Volvo’s last diesel car will roll off the line “by early 2024,” the company said on Tuesday.
The writing’s been on the wall for several years. As far back as 2017, the Geely-owned automaker indicated it would wrap up production of diesel cars by around now.
A few years later, Volvo came out with a more ambitious goal, pledging to exclusively sell electric vehicles by 2030.
“Only four years ago, the diesel engine was our bread and butter in Europe,” Volvo said in its statement on Tuesday.
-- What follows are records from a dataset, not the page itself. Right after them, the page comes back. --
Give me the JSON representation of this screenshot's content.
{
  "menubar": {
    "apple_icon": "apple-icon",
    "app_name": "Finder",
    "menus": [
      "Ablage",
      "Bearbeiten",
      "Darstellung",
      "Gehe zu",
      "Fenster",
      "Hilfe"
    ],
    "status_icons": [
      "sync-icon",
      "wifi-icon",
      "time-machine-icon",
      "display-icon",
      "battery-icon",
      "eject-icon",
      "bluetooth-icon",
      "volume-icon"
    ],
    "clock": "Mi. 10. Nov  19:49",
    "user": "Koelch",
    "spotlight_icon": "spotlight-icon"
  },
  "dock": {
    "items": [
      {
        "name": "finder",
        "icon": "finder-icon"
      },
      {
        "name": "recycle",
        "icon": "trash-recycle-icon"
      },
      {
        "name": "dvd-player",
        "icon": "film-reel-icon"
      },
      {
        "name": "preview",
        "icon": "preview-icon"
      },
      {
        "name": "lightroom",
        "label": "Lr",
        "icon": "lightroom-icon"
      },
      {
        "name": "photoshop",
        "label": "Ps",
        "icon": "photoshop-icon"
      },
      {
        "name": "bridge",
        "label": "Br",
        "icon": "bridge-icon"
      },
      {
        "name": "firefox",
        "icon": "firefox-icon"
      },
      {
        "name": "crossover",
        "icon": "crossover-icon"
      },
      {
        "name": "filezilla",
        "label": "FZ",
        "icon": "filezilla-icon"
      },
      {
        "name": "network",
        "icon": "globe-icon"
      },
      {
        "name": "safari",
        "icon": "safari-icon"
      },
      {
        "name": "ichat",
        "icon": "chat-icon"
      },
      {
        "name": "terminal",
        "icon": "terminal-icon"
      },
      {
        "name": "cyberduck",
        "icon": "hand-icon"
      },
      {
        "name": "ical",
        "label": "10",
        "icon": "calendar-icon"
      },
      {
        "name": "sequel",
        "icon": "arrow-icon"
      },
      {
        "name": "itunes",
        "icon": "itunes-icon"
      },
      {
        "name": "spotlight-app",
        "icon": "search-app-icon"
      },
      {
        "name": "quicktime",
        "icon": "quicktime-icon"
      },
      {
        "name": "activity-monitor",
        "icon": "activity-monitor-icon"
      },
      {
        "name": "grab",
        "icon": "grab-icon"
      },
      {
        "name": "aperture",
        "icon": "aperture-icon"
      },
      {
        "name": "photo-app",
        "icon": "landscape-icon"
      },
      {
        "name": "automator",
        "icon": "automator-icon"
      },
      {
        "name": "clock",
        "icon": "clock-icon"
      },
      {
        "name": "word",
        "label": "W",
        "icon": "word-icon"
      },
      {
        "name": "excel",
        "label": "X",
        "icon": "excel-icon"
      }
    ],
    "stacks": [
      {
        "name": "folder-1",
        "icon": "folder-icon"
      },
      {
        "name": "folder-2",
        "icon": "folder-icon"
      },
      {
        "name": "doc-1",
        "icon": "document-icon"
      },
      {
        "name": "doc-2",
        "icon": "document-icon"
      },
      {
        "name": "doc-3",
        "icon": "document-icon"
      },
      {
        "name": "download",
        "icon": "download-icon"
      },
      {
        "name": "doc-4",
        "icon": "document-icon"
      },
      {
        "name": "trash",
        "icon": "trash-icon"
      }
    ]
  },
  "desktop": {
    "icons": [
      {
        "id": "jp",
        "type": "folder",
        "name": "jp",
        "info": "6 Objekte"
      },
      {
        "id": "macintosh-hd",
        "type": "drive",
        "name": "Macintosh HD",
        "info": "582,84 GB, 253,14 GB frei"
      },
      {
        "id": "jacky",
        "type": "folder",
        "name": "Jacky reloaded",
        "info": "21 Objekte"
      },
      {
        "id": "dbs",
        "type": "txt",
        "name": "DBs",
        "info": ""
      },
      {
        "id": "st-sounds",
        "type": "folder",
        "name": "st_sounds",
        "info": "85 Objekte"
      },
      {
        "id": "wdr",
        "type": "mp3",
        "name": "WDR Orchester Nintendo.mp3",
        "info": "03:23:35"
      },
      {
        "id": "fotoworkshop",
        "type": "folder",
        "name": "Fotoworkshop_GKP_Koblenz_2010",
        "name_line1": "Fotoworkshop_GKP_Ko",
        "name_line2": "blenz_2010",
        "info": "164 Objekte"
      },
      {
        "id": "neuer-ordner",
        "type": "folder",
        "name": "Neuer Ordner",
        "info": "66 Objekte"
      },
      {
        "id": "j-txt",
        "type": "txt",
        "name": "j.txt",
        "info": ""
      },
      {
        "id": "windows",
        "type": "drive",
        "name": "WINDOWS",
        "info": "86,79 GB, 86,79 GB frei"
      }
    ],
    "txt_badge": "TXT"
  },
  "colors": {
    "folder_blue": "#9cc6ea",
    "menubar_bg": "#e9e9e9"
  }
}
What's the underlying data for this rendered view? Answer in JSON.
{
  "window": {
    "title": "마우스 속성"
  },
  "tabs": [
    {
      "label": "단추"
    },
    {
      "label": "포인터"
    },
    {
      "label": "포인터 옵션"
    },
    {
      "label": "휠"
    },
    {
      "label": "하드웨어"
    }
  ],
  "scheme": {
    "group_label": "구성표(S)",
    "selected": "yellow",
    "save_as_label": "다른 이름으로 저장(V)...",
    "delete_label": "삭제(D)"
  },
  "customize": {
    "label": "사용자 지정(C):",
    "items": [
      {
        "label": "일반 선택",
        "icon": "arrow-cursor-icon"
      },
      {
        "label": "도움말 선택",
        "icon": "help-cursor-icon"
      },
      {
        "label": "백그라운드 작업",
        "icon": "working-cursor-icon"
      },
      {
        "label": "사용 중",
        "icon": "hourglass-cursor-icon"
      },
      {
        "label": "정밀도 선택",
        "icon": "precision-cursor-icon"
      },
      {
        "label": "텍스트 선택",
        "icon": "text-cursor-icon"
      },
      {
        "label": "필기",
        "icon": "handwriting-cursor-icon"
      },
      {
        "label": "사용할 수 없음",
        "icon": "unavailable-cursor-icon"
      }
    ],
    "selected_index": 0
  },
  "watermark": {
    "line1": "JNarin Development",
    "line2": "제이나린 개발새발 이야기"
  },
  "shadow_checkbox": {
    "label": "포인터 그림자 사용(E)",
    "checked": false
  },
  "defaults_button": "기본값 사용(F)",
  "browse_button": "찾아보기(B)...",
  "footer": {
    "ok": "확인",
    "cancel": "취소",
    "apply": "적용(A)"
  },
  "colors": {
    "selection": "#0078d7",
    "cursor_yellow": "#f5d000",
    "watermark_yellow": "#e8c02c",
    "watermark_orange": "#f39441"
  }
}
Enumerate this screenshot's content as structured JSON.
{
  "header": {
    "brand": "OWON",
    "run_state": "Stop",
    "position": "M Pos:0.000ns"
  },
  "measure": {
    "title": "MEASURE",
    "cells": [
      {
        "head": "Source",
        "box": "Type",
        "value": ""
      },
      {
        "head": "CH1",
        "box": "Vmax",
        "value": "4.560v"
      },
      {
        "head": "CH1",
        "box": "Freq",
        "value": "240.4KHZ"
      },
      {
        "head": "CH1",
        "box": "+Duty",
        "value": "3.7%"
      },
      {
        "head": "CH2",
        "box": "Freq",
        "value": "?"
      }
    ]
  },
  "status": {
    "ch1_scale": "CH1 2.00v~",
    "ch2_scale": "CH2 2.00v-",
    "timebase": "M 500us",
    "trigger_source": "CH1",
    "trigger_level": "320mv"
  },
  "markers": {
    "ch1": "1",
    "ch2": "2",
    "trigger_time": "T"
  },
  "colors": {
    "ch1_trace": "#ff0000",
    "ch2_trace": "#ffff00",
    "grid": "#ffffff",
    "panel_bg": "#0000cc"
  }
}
A heck of a lot’s changed since then; hybrid and fully electric vehicles made up more than half of all European car sales in July 2023, while diesel cars represented just 14% of sales in the same period.
Though Volvo still produces gas-powered cars, the company promised that it’s “no longer spending a single krona of our R&D budget on developing new internal combustion engines.”
Tesla’s early focus on electric vehicles, and the 2015 VW emissions scandal known as Dieselgate, were two key factors driving Volvo and other automakers towards this conclusion.
Volvo’s former CEO Hakan Samuelsson said back in 2017, “We have to recognize that Tesla has managed to offer such a car for which people are lining up. In this area, there should also be space for us, with high quality and attractive design.”